MR Elastography (MRE) is a noninvasive technique for measuring tissue stiffness that has been used to assess the average stiffness of the abdominal aorta. The utility of aortic MRE would be improved if it could provide information about local variations in aortic stiffness. We hypothesize that regional variations in aortic stiffness can also be measured with MRE and the purpose of this work was to demonstrate that MRE can measure regional stiffness variations in a vascular phantom and in ex vivo porcine aortas. A vascular phantom was fabricated, containing two silicone tubes embedded in gel. A segment of one of the tubes was modified to increase its stiffness. MRE was performed on the phantom with a continuous flow of water through the tubes. The stiffness distribution along the modified tube was measured and compared to the reference tube. MRE was also performed in porcine aortas embedded in gel with segments treated with saline or formalin for 4. days. The stiffness difference between saline- and formalin-treated aortic segments was measured by MRE and mechanical tests. A positive correlation was found between the regional stiffnesses measured by MRE and mechanical tests. The results indicate that MRE can be used to evaluate the local stiffness distribution in silicone tubes and ex vivo porcine aortas. It may therefore be possible to apply MRE to measure regional stiffness variations of the aorta in vivo.
- MR elastography

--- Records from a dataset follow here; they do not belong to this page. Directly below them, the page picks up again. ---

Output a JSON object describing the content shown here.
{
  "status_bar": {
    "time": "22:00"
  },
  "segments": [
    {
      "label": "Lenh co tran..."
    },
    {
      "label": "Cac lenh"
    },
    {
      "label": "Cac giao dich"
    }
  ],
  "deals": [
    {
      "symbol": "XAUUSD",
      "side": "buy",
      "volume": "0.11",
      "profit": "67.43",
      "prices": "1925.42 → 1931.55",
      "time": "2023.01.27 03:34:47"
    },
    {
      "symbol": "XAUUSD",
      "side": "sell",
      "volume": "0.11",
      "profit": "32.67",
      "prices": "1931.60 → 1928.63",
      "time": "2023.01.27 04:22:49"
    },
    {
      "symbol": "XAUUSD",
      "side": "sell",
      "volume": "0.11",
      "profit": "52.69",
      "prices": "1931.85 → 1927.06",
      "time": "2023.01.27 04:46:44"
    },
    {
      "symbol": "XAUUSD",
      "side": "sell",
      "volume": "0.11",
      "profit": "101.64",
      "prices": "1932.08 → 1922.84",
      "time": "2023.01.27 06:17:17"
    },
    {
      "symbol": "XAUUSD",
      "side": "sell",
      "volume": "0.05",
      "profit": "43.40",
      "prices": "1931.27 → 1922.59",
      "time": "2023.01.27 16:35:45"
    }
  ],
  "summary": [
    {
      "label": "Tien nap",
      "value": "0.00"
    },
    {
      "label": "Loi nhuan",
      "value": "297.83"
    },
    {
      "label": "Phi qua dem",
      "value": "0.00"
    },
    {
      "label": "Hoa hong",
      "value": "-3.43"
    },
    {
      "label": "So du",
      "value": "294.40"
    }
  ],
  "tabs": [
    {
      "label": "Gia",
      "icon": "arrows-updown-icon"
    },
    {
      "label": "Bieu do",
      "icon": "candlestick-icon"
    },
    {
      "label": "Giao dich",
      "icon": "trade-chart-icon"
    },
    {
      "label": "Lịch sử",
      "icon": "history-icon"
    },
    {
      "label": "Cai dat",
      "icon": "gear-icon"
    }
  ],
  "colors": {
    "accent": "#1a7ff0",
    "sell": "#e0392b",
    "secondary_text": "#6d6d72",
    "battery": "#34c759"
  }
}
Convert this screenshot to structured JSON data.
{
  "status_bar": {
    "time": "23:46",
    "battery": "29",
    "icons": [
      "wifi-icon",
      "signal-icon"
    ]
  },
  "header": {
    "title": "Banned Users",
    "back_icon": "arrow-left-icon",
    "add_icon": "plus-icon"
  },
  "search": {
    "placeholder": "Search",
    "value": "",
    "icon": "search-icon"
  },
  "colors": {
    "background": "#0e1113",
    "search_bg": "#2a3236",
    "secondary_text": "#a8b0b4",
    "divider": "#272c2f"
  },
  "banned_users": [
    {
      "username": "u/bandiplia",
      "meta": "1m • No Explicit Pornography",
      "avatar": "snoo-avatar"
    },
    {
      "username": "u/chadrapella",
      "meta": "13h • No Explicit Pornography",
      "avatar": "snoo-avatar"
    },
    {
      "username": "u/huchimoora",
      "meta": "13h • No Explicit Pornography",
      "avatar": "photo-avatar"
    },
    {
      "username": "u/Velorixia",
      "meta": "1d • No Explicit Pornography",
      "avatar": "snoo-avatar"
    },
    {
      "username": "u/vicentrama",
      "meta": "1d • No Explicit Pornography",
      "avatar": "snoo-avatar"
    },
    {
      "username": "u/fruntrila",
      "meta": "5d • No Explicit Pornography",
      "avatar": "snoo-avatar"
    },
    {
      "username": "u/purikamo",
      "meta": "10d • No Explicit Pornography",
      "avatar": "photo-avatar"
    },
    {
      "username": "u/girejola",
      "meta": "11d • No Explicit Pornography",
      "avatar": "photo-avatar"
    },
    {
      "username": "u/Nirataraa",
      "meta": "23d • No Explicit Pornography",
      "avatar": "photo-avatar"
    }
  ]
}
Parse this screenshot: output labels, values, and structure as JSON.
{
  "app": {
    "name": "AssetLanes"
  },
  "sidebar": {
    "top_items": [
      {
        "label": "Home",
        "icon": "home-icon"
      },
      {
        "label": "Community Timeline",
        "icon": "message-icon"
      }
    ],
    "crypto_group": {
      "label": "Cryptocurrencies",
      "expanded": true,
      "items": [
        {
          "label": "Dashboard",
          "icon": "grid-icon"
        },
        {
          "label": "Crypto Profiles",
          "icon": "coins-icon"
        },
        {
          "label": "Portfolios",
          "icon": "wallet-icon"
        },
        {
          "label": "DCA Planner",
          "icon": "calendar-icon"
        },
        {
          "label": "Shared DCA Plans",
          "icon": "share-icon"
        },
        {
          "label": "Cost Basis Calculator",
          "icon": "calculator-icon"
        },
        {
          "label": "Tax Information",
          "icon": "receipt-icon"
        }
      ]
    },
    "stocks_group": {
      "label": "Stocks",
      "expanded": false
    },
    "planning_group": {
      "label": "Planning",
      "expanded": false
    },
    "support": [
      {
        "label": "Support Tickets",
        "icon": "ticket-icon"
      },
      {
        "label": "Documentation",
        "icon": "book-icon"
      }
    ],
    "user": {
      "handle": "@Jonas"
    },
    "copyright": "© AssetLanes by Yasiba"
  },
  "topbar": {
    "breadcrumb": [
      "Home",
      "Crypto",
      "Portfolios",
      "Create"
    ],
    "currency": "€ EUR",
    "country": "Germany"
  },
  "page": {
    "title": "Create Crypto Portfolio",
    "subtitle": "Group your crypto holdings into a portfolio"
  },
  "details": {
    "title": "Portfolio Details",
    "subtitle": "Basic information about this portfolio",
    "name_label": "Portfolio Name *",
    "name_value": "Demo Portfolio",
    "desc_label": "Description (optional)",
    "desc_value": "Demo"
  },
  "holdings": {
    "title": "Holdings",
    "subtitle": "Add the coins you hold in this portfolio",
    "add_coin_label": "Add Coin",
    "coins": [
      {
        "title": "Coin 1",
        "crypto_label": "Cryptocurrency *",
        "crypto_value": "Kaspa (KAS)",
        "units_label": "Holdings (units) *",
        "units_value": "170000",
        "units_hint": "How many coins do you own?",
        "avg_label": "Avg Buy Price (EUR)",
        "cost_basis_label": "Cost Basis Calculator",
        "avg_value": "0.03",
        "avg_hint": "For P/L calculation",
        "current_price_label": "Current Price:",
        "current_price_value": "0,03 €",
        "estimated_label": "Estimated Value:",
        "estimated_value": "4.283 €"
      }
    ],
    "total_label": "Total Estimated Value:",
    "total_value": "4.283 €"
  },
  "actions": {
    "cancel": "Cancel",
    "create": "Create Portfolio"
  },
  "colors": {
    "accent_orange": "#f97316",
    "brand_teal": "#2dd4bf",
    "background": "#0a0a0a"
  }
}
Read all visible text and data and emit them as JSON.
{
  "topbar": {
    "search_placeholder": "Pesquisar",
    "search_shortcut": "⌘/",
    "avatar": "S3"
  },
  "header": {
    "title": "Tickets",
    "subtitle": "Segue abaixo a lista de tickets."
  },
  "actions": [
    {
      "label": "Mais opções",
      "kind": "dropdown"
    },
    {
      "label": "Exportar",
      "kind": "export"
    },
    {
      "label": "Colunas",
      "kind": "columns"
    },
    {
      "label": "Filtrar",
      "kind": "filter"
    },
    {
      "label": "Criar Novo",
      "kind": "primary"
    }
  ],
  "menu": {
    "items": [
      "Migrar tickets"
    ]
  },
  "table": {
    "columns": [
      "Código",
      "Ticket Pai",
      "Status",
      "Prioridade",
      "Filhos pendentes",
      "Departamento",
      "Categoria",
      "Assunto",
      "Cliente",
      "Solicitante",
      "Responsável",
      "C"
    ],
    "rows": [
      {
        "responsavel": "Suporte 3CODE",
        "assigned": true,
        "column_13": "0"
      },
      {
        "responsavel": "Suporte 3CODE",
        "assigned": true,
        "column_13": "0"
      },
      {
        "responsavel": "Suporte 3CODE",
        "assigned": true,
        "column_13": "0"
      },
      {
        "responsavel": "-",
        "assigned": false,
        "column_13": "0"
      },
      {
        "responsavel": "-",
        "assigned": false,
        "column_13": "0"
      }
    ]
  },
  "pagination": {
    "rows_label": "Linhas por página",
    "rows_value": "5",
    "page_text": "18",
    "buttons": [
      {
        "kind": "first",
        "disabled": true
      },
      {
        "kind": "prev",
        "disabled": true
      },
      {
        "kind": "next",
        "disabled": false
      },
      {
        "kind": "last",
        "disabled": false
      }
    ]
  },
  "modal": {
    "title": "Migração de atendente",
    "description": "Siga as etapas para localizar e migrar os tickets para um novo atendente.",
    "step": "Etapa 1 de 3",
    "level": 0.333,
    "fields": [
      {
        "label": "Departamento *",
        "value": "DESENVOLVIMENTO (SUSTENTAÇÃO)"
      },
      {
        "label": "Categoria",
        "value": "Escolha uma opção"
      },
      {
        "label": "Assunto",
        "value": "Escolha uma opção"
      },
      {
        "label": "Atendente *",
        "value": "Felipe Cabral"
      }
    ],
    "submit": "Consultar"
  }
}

- Regional arterial stiffness
ASJC Scopus subject areas
- Radiology Nuclear Medicine and imaging
- Biomedical Engineering